The event will once again unite utilities, smart metering and smart grids experts, regulators and global technology giants during the same month that Brazil’s energy regulator Aneel will announce the first of two regulations regarding the implementation of smart meters nationwide, which will officially launch a billion dollar smart meter installation rollout in Brazil.
IEEE 2030™ is a world first
Dr Claudio Lima is MD of Sonoma Innovation and a member of the IEEE P2030 Smart Grid Standards Committee and the IEEE Smart Grid Steering Committee: “this is the world’s first end-to-end, system-of-systems, foundational standard that has been created from the ground up to inform smart grid interconnection and interoperability. There is no such standard in the world that covers smart grid from a systemic and interoperability perspective.”
Globally relevant reference model
According to Dr Lima the new IEEE 2030™ standard establishes “a globally relevant smart grid interoperability reference model and knowledge base that can be used by utilities who are developing their infrastructure roadmaps, by manufacturers who are planning smart grid systems and applications, by scientists who are conducting research, by governments who are crafting regulations and by standards-development organizations (SDOs) who are writing additional standards for the smart grid.”
He says it took approximately 2 years “in a rapidly paced development environment to create this standard. “The development of 2030™ demanded the integrated contributions of hundreds and hundreds of people from across the smart grid’s three primary disciplines: power and energy systems, communications and IT.”
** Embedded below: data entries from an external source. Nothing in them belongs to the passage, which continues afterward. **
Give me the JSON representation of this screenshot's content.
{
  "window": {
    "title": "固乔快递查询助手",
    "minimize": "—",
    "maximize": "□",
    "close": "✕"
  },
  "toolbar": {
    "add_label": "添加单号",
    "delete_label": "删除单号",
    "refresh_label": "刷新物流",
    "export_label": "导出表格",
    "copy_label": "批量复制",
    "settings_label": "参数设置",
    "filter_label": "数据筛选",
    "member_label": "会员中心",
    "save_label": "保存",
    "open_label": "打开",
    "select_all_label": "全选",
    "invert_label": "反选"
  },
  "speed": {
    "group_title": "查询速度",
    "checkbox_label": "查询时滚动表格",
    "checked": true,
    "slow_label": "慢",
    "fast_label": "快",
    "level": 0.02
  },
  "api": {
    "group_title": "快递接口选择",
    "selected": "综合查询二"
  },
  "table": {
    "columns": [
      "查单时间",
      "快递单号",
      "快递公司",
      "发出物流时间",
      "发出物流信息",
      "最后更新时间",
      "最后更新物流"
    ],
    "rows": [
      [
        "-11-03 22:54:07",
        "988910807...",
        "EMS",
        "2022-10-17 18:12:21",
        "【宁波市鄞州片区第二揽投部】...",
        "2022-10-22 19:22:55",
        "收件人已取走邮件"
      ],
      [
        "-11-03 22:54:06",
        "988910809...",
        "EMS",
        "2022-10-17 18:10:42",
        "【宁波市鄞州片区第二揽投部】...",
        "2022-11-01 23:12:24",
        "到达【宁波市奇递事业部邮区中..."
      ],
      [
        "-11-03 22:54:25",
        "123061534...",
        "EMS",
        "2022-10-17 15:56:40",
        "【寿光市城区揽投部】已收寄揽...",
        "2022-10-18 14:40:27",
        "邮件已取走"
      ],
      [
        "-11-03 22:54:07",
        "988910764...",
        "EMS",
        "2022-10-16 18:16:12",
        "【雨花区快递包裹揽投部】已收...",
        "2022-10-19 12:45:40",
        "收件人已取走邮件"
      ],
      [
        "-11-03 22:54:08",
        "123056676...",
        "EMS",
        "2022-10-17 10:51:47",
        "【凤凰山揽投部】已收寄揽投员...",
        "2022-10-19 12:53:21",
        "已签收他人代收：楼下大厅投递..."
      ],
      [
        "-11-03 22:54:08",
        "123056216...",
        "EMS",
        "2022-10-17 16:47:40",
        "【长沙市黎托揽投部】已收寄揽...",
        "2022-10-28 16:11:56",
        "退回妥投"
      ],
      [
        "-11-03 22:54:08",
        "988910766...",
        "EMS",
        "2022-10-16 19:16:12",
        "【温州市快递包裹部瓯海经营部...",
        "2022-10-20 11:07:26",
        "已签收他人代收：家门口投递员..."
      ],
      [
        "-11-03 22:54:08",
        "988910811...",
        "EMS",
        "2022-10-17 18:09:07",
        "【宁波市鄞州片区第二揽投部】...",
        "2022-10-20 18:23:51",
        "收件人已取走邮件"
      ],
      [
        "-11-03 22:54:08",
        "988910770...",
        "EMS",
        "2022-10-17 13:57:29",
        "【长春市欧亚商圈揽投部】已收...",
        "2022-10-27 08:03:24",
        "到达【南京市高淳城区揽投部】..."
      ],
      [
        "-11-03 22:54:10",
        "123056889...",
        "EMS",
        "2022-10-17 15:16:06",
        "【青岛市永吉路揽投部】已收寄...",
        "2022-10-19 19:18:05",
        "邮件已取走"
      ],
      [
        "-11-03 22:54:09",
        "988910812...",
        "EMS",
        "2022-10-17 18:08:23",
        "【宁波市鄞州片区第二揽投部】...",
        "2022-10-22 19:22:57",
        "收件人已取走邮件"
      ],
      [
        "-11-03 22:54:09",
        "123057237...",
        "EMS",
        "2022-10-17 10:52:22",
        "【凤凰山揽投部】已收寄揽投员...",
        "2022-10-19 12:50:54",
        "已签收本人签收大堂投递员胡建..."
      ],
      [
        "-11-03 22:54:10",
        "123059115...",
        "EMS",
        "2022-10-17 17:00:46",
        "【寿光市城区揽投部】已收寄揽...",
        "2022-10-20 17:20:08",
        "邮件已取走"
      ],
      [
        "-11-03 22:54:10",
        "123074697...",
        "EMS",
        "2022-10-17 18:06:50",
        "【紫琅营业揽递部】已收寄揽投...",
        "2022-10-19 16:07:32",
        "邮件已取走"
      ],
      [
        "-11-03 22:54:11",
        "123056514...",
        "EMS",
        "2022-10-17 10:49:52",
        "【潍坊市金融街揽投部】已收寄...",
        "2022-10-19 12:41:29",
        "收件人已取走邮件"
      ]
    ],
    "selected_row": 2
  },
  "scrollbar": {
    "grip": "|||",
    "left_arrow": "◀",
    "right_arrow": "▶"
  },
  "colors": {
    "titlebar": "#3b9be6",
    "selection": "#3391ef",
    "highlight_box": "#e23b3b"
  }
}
Impact on Brazilian rollouts
Dr Lima explains the impact of the new protocal on the Brazilian market where many smart meter rollouts are to happen soon: “the IEEE 2030™ will provide a scalable, modular and flexible reference model for utilities, regulators, governments and companies who are developing their smart grid roadmaps. As we know, the smart grid is a large and complex system of multiple sub-system, protocols and technologies that need to communicate and interoperate. Although the smart meter is at the “heart” of a smart grid development, it is only seen as a sub-system among other entities that comprises the smart grid system, as defined by the 2030™ standard.”
He continues: “the most important impact here is to understand that the smart metering programs need to be designed from a systemic perspective, considering all other smart grid applications and sub-systems in mind to make sure that the technologies used are interoperable, based on open standards, modular, flexible and easily integrated with the smart metering/AMI solutions and others. This is what the IEEE 2030™ provides.”
According to Dr Lima the IEEE 2030™ protocal was first published on 20 September this year and the team is currently working with several governments to launch this standard globally: “it has been launched in India in September, in China, and other places around the world and in Brazil, it is expected to be launched during Metering Latin America in São Paulo on 25 October, promoted and sponsored by the local IEEE team.” The IEEE is the world's largest professional association advancing technology for humanity.
Impact on utility industry at large
Dr Lima says for the utility industry at large it means that “the utility industry now has a reference model for the grid they can use, re-use, customize, adapt and create modular and flexible designs and roadmaps to meet their particular needs and compare these designs with other utilities best-practices under the same reference model.”
Event dates and location:
25-27 October 2011 - Frei Caneca Convention Center, São Paulo, Brazil